* [Task statement] How many separate lines of the data contain "JSON"? Give the count and nothing else.

:: Material provided ::

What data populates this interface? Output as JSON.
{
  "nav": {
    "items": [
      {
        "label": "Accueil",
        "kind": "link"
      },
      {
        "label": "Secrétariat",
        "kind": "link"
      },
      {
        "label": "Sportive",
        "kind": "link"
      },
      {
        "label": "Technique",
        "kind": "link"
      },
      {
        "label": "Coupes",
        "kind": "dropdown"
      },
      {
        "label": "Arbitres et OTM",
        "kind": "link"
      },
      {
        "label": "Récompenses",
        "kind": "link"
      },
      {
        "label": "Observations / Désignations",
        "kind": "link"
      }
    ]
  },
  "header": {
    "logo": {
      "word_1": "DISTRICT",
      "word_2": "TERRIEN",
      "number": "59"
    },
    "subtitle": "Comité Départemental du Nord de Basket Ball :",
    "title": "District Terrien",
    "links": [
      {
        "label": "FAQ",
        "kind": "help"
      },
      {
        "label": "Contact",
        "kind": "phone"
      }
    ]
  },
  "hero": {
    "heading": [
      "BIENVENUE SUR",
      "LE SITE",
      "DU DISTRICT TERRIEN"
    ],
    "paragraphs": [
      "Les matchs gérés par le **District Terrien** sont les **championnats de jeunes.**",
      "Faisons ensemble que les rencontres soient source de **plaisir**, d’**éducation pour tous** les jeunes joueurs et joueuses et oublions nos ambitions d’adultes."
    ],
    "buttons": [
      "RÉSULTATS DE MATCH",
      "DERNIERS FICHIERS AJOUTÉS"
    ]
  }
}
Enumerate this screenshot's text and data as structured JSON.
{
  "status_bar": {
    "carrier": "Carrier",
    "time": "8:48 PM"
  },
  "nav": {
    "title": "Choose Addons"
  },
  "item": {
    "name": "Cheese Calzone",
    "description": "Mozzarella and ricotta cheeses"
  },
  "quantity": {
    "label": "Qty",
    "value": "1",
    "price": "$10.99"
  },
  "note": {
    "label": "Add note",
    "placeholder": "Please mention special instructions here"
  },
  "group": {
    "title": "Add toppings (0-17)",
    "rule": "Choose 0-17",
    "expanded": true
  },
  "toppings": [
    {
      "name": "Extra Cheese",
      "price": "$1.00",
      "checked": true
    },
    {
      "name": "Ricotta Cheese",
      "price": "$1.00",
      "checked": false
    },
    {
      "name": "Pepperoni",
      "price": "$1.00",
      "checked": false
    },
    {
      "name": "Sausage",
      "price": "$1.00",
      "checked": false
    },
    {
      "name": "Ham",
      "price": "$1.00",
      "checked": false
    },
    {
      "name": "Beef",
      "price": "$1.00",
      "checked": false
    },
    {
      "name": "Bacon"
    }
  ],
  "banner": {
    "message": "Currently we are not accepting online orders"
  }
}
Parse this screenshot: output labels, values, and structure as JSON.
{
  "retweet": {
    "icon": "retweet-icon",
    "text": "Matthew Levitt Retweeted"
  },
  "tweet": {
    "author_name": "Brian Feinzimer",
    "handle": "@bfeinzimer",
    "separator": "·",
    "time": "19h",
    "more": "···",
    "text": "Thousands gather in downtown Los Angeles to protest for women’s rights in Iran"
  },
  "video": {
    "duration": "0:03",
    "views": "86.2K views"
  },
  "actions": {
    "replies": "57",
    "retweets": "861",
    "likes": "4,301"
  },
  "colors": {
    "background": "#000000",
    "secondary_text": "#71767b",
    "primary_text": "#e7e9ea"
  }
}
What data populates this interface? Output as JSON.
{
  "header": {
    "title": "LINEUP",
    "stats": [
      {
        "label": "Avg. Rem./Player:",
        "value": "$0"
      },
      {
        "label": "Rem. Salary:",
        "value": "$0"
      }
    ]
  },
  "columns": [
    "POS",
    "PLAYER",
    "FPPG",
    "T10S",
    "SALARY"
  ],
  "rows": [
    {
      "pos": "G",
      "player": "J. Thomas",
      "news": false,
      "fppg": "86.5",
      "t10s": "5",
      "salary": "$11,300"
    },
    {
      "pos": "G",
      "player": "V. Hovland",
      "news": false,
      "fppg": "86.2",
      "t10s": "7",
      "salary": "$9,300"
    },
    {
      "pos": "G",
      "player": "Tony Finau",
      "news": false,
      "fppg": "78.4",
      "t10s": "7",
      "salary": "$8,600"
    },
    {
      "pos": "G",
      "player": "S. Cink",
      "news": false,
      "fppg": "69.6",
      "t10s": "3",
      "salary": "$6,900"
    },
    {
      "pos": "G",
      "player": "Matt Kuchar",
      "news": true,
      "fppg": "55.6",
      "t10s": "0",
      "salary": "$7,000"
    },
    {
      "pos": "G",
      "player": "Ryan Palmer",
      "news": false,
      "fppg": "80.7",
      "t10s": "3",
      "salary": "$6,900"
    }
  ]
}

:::

* [Your response] 4